Closing the church service, a firefighter played out the longtime firefighting tradition of striking a fire bell with the traditional code and bell pattern of 5-5-5; three separate batches of five strikes of the bell, signifying the last alarm for McDonald.
Following the church service, McDonald’s remains, contained in an urn, were driven to the cemetery on NDW Tower Ladder 21, by the same firefighter that drove McDonald on a fire truck, after McDonald was promoted to serve as the fire captain of that fire company, before being promoted to battalion chief.
Upon arrival at the cemetery, Luckett and Miedzinski carried McDonald’s remains and a U.S. Flag from the fire truck and turned them over to a lead petty officer from the JBAB-based U.S. Navy Ceremonial Guard, following an exchange of salutes between the fire chiefs and the Sailors.
The handoff signified the transition between the full honors fire department funeral to the execution of a precision military funeral and internment at a national cemetery for Veterans.
A Navy Band bugler played Taps and Navy Ceremonial Guardsmen rendered honors, including a gun salute, before presenting a U.S. Flag, folded by the Sailors, to the family.
Miedzinski presented the family with McDonald’s Battalion Chief’s fire helmet, well scarred by the many fires the he helped fight during his time as a chief.
During the ceremonies, hundreds of firefighters stood at attention, saluted and looked like a sea of blue, just as they had during the church service, earlier.
The words of a pastor, uttered during the church service, remained fresh in the minds of those at the cemetery. “Johnny is not dead, he’s been promoted to paradise. This is a time to celebrate that he lived, not that he died. This is not the end, but rather, a new beginning.”
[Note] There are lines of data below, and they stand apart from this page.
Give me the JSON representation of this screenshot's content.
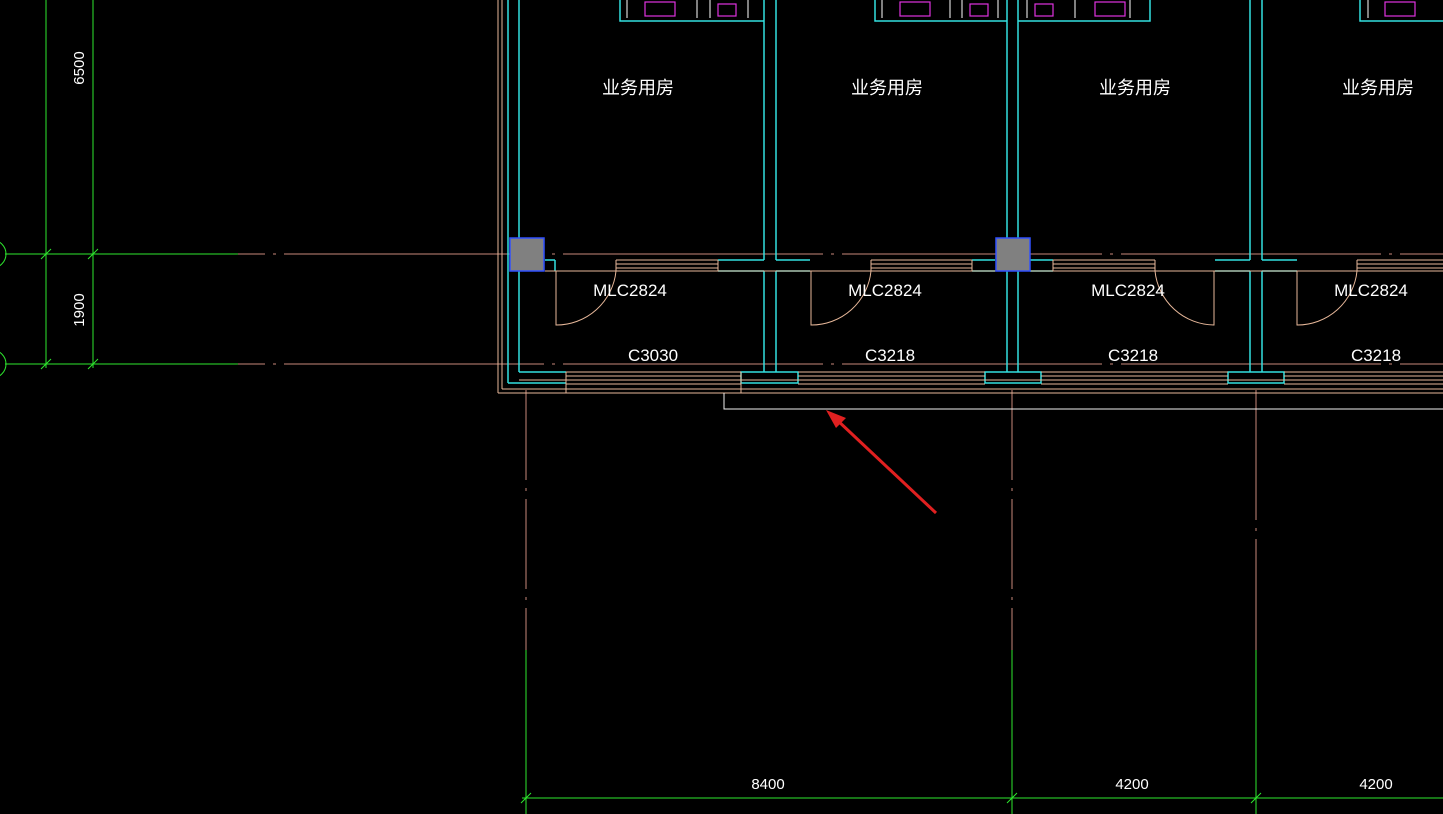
{
  "colors": {
    "background": "#000000",
    "axis_line": "#c8877a",
    "wall": "#33e0e0",
    "dimension": "#2ee82e",
    "window": "#e8b89a",
    "furniture": "#e032e0",
    "column": "#808080",
    "column_border": "#3050ff",
    "annotation_arrow": "#e02020",
    "slab_edge": "#f0f0f0",
    "text": "#ffffff"
  },
  "dimensions": {
    "vertical": [
      "6500",
      "1900"
    ],
    "horizontal": [
      "8400",
      "4200",
      "4200"
    ]
  },
  "rooms": [
    {
      "name": "业务用房",
      "door": "MLC2824",
      "window": "C3030"
    },
    {
      "name": "业务用房",
      "door": "MLC2824",
      "window": "C3218"
    },
    {
      "name": "业务用房",
      "door": "MLC2824",
      "window": "C3218"
    },
    {
      "name": "业务用房",
      "door": "MLC2824",
      "window": "C3218"
    }
  ],
  "annotation": {
    "icon": "red-arrow-icon"
  }
}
“Johnny Mac lived well; loved well and laughed well. He is not dead, for the best is yet to come,” the pastor stated.
Likewise, the words contained in the friend’s letter read by Murray, included, “You can shed tears because he is gone or you can smile because he lived.”
Similarly, a letter read on behalf of McDonald’s oldest brother, Rod, encouraged the crowd to “Count your rainbows, not your thunderstorms.”
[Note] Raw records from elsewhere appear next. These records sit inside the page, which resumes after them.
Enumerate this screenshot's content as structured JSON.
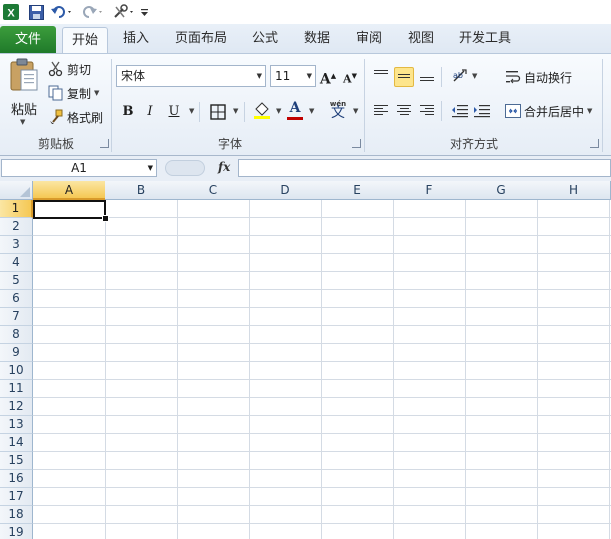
{
  "quick_access": {
    "icons": [
      "excel-logo-icon",
      "save-icon",
      "undo-icon",
      "redo-icon",
      "tools-icon",
      "customize-icon"
    ]
  },
  "tabs": [
    {
      "label": "文件",
      "active": false
    },
    {
      "label": "开始",
      "active": true
    },
    {
      "label": "插入",
      "active": false
    },
    {
      "label": "页面布局",
      "active": false
    },
    {
      "label": "公式",
      "active": false
    },
    {
      "label": "数据",
      "active": false
    },
    {
      "label": "审阅",
      "active": false
    },
    {
      "label": "视图",
      "active": false
    },
    {
      "label": "开发工具",
      "active": false
    }
  ],
  "clipboard": {
    "paste_label": "粘贴",
    "cut_label": "剪切",
    "copy_label": "复制",
    "format_painter_label": "格式刷",
    "group_label": "剪贴板"
  },
  "font": {
    "font_name": "宋体",
    "font_size": "11",
    "grow_label": "A",
    "shrink_label": "A",
    "bold_label": "B",
    "italic_label": "I",
    "underline_label": "U",
    "wen_label": "wén",
    "wen_char": "文",
    "font_color_label": "A",
    "font_color": "#c00000",
    "fill_color": "#ffff00",
    "group_label": "字体"
  },
  "alignment": {
    "wrap_text_label": "自动换行",
    "merge_center_label": "合并后居中",
    "group_label": "对齐方式",
    "active_vertical": "middle"
  },
  "formula_bar": {
    "name_box": "A1",
    "fx_label": "fx",
    "formula": ""
  },
  "grid": {
    "columns": [
      "A",
      "B",
      "C",
      "D",
      "E",
      "F",
      "G",
      "H"
    ],
    "rows": [
      "1",
      "2",
      "3",
      "4",
      "5",
      "6",
      "7",
      "8",
      "9",
      "10",
      "11",
      "12",
      "13",
      "14",
      "15",
      "16",
      "17",
      "18",
      "19"
    ],
    "selected_cell": "A1",
    "selected_column": "A",
    "selected_row": "1"
  },
  "colors": {
    "file_tab": "#217a2b",
    "selection_header": "#f5c854",
    "ribbon_bg": "#e6edf6"
  }
}
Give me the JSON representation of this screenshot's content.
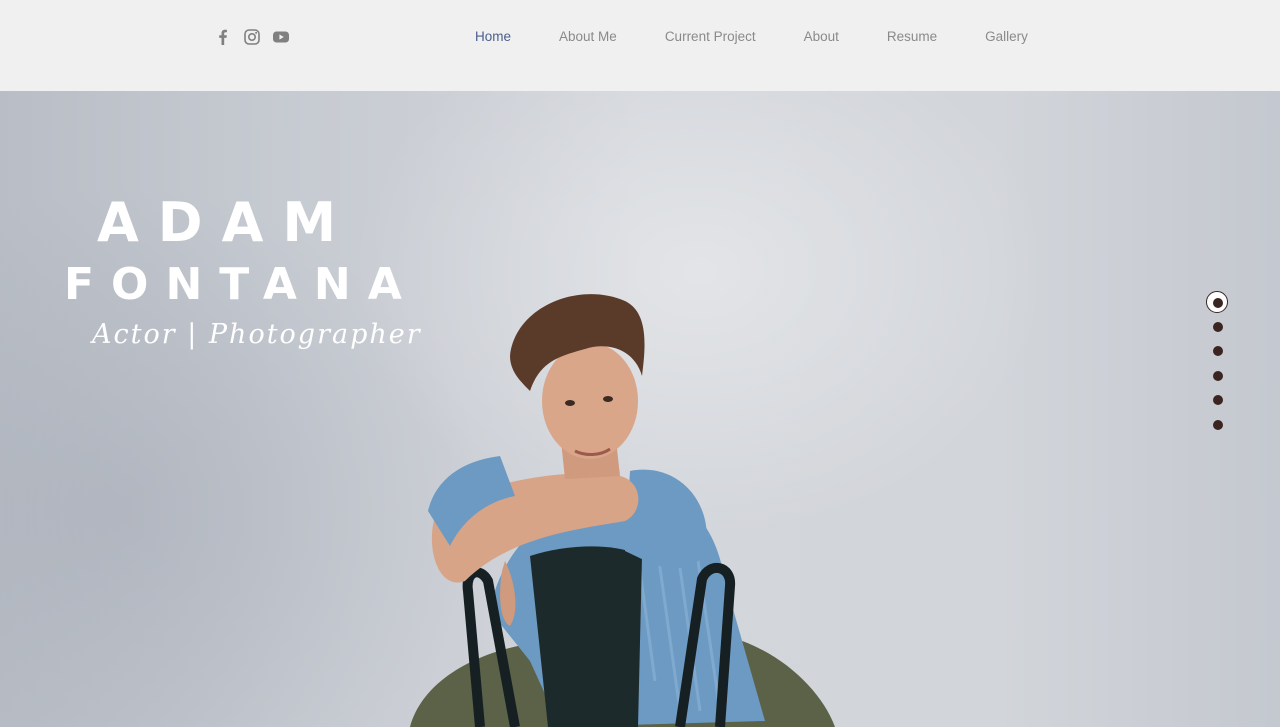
{
  "header": {
    "social": [
      {
        "name": "facebook-icon"
      },
      {
        "name": "instagram-icon"
      },
      {
        "name": "youtube-icon"
      }
    ],
    "nav": [
      {
        "label": "Home",
        "active": true
      },
      {
        "label": "About Me"
      },
      {
        "label": "Current Project"
      },
      {
        "label": "About"
      },
      {
        "label": "Resume"
      },
      {
        "label": "Gallery"
      }
    ]
  },
  "hero": {
    "first_name": "ADAM",
    "last_name": "FONTANA",
    "subtitle": "Actor | Photographer",
    "image": "man-leaning-on-chair-photo"
  },
  "anchor_menu": {
    "count": 6,
    "active_index": 0
  },
  "colors": {
    "nav_active": "#4b5f8c",
    "nav_text": "#8a8a8a",
    "header_bg": "#f0f0f0",
    "dot": "#3b2520"
  }
}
A Stafford County Fire and Rescue dispatcher transmitted a last call voice alarm over the fire department radio in honor of McDonald and concluded the dispatch with the statement, “He will be missed.”
D.C. Fire Department’s Pipe Band played Amazing Grace as the memorial service came to an end.
“Remember the good times, his smiles; and remember him often,” daughter Ashley suggested.
She continued, “I hope you will take the lessons of my dad’s life; what he taught you, and do as he did, helping others in any way that you can. Let his legacy live forever,”
“Do for others as he did for you. Teach others as he taught you,” daughter Katie concluded.
“He was a valuable asset at JBAB. His loss will certainly impact all of us. We will not soon forget his long and dedicated service and fellowship,” JBAB Commander Navy Capt. Frank Mays said earlier.
Mays’ statements reflect those of hundreds of other people who knew, personally interacted or worked with, were taught by or benefitted from McDonald’s volunteerism, professionalism, integrity, love, friendship or generosity.